PA benchmark report reflects challenges for racing, breeding

By: Tom LaMarra

Posted: May 16, 2017

The amount of revenue from slot machines that goes to the Race Horse Development Fund on a yearly basis has stabilized, according to the 2016 pari-mutuel industry benchmark report issued by the Pennsylvania Gaming Control Board, but legislative changes have shifted a chunk of the money to other programs.

The report cites the positive impact the program has had on racing and breeding in the state, but also notes the challenges the industry faces “to remain a viable entertainment option.”

A key indicator in the report is the percentage of purses derived from slots and pari-mutuel handle. Of the $168.06 million in “purses earned” for Thoroughbred and Standardbred racing in 2016, 86.5% came from slots and 13.5% from wagering on races.

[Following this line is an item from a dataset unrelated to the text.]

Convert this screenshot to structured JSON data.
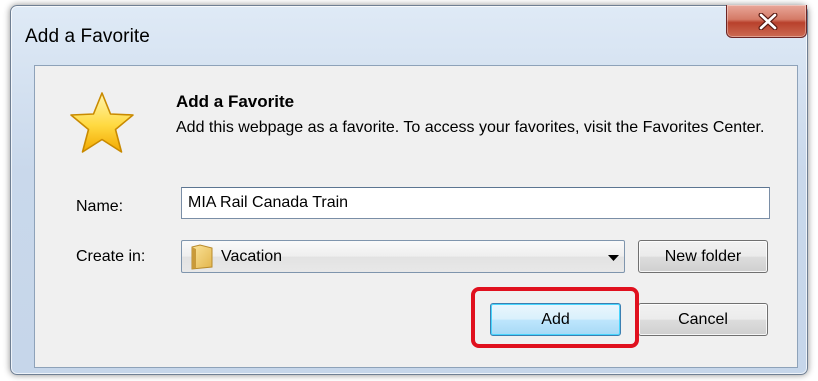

The RHDF, which receives roughly 10% of gross slots revenue at racetrack and non-track casinos in Pennsylvania, totaled $244.76 million in 2016, down slightly from $246.09 million in 2015 but higher than the 2014 figure of $242.33 million. Over the same three-year period, gross slots revenue in the state has remained steady at an average of $2.5 billion, according to the report.

The original distributions from the RHDF for the Thoroughbred and Standardbred industries as listed in the 2004 Gaming and Race Horse Redevelopment Act last year were as follows: $141.38 million for purses; $14.84 million for the Thoroughbred breeding fund; $13.42 million for the Standardbred development fund and sire stakes fund; and $11 million for health and pension benefits for horsemen.

More recent line items created by the state legislature accounted for more than $60 million of the 2016 RHDF total, according to the benchmark report: $45.41 million for a “restricted receipts account” that supports the Animal Health Commission, Pennsylvania Veterinary Laboratory System, the State Farm Products Show Fund, fairs in the state, and the State Racing Fund; $10.39 million that reimburses casino promotional expenses; and $6.68 million to help pay for equine drug testing.

Those adjustments in part played a role in the 17.2% decrease in purses paid from $218.69 million in 2012 to $180.96 million in 2016.

The report states that handle on Pennsylvania racing has increased 17% since 2006 because of the opening of two new racing facilities and growth in export wagering.

“Although this increase has been beneficial for the industry, this past year marked the third year since gaming commenced that live racing handle fell year-over-year,” an executive summary says. “It has been recognized that the biggest challenge facing (Thoroughbred) and harness racing in Pennsylvania is creating a new fan base and increasing the popularity of the racing product.”

The report tracks total on-track, off-track, and telephone and online handle on live races in the state from 2012 to 2016. On-track handle dropped 32.6% from $40.70 million to $27.40 million; off-track betting was down 57% from $14.50 million to $6.23 million; and phone and Internet wagering declined 21.6% from $8.12 million to $6.36 million.

The number of OTB facilities in the state has dropped from a high of 23 to just 10 as of today. The contraction began as casinos began popping around the state more than 10 years ago.

Total handle on Thoroughbred and Standardbred racing in the state was $681.40 million last year, off 12.9% from $776.95 in 2012. The number of Thoroughbred starts last year was 28,749 compared with 35,180 in 2012, according to the report.

The complete report is available here.

(Penn National photo by Tom LaMarra)